Balancing Civility and Honesty in Online Debate
Is there a trade-off in being polite?
Andrew Exum has an interesting interview with Daveed Gartenstein-Ross, author of the new book Bin Laden’s Legacy: Why We’re Still Losing the War on Terror. In addition to useful insights on the subject at hand, they branch off into a sidebar about the nature of online debate:
While we’re on personal subjects, it’s no secret that the blogosphere and Twitter encourage the worst snark, sarcasm and ugliness from people. You and I have talked about our mutual struggles to remain civil and polite while engaging with others, but unlike me, your reputation is unimpeachable: you always respond to your critics and other readers with politeness and courtesy. Why does civility matter in our line of work? And how do you discipline your own speech in the public sphere? Is there a trade-off? Do we lose something in terms of honesty by being polite?

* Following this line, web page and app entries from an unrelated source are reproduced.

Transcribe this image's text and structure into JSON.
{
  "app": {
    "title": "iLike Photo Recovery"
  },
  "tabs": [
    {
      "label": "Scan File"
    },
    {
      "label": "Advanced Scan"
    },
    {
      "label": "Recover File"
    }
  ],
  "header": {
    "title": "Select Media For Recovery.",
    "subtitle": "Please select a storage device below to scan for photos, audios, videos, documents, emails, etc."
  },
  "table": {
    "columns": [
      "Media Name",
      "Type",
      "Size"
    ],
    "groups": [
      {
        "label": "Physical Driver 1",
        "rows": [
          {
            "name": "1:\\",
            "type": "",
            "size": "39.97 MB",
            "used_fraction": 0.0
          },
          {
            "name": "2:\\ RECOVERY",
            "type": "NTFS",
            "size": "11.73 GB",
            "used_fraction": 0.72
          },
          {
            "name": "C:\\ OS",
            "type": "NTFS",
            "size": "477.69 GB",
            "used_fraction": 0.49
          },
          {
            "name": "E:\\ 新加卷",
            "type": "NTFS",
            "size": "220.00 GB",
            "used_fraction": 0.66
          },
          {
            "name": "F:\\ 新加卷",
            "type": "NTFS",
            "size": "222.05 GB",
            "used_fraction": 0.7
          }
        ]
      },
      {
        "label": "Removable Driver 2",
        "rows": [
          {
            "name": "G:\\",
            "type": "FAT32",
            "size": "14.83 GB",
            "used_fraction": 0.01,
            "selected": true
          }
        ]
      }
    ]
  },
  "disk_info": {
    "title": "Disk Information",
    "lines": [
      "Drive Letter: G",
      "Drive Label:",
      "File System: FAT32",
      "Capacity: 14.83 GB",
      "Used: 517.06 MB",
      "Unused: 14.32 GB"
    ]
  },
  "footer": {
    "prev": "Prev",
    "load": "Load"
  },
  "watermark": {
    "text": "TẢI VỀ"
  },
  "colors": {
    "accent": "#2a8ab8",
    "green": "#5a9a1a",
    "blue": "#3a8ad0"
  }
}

I’ve come to see civility as important for a variety of reasons, but honestly, practical reasons loom rather large. First of all, it’s generally hard to win a name-calling contest. If I call someone an America-hating pinko, they can fire back that I’m a right-wing tool of the military industrial complex. Those two insults seem essentially to cancel each other out: why give someone an area that can end up a draw if I believe that I can prove all of my other arguments to be correct? Second, I find that if I’m civil, I can actually (sometimes) persuade people I’m arguing against that they’re wrong about an issue. In contrast, if I begin a debate by insulting someone, it only further entrenches him in his initial position, thus making it more difficult to talk sense into him.
I’ve found the balance I strike in my own small corner of the public sphere to be rather intuitive and comfortable. I’m unyielding when making arguments, but generally try not to belittle the people I’m engaging. If they really are so dumb that I feel like I can’t help but insult them, it’s almost always easier to disengage than to tell them how I really feel.

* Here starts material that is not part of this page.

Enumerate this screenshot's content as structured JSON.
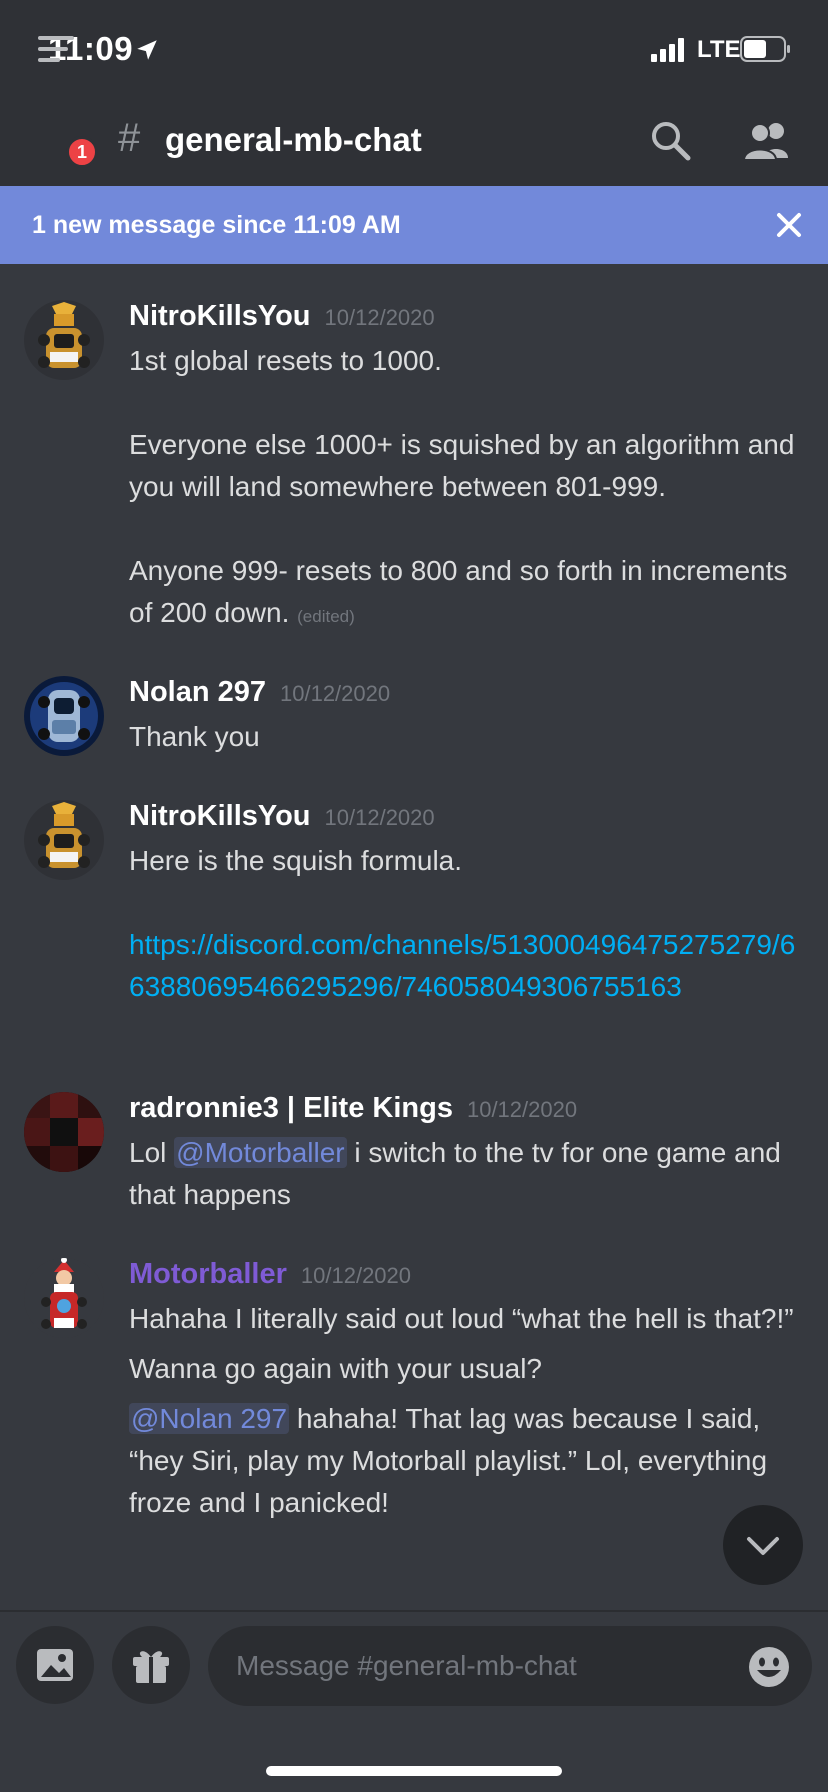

I don’t think there’s a trade-off involved in being polite. Being polite isn’t the same as being a pushover, nor is it the same as false collegiality that needlessly avoids confrontation. Indeed, I think that kind of fake collegiality should be avoided: the review I published this year of Robert Pape and James Feldman’s Cutting the Fuse is probably one of the harshest critiques a graduate student has produced of a work of that stature. But again, it eviscerates their argument without really personalizing the matter.
Finally, I think it’s much more important to be polite or collegial to people who are just breaking into the public sphere and are feeling their way around than to those who are well established. For those who are young and realize they have a lot to learn, it’s possible to help them in that process. People who are better established are usually more hardened in their views. For those who have become tenured professors or have been part of the National Security Staff, if I don’t like what they stand for now, then I probably never will.
On Twitter, especially, I’m quite a bit snarkier than Daveed but we share the same overall philosophy about the nature of the enterprise. He’s a former national champion debater, which explains his coming up with a strategic calculation about the tit-for-tat that had never really occurred to me. But he’s absolutely right that going negative assures that you won’t persuade anyone who didn’t already agree with you.
We also agree that one can both challenge weak arguments and remain civil and that there’s a hierarchy of harshness, with those who are more senior and powerful deserving less deference.
Perhaps the hardest bit of Daveed’s advice to take is to avoid engaging stupid people. It’s fairly easy as a blogger–I’ve always thought posts of the nature “stupid, unimportant person on the other side of the aisle said something stupid so let me use that to make some larger point about that side” among the weakest tropes of punditry. But it’s harder to avoid engaging commenters and tweeters who are dense, wildly uninformed, and unwilling to accept evidence that goes against their preconceptions.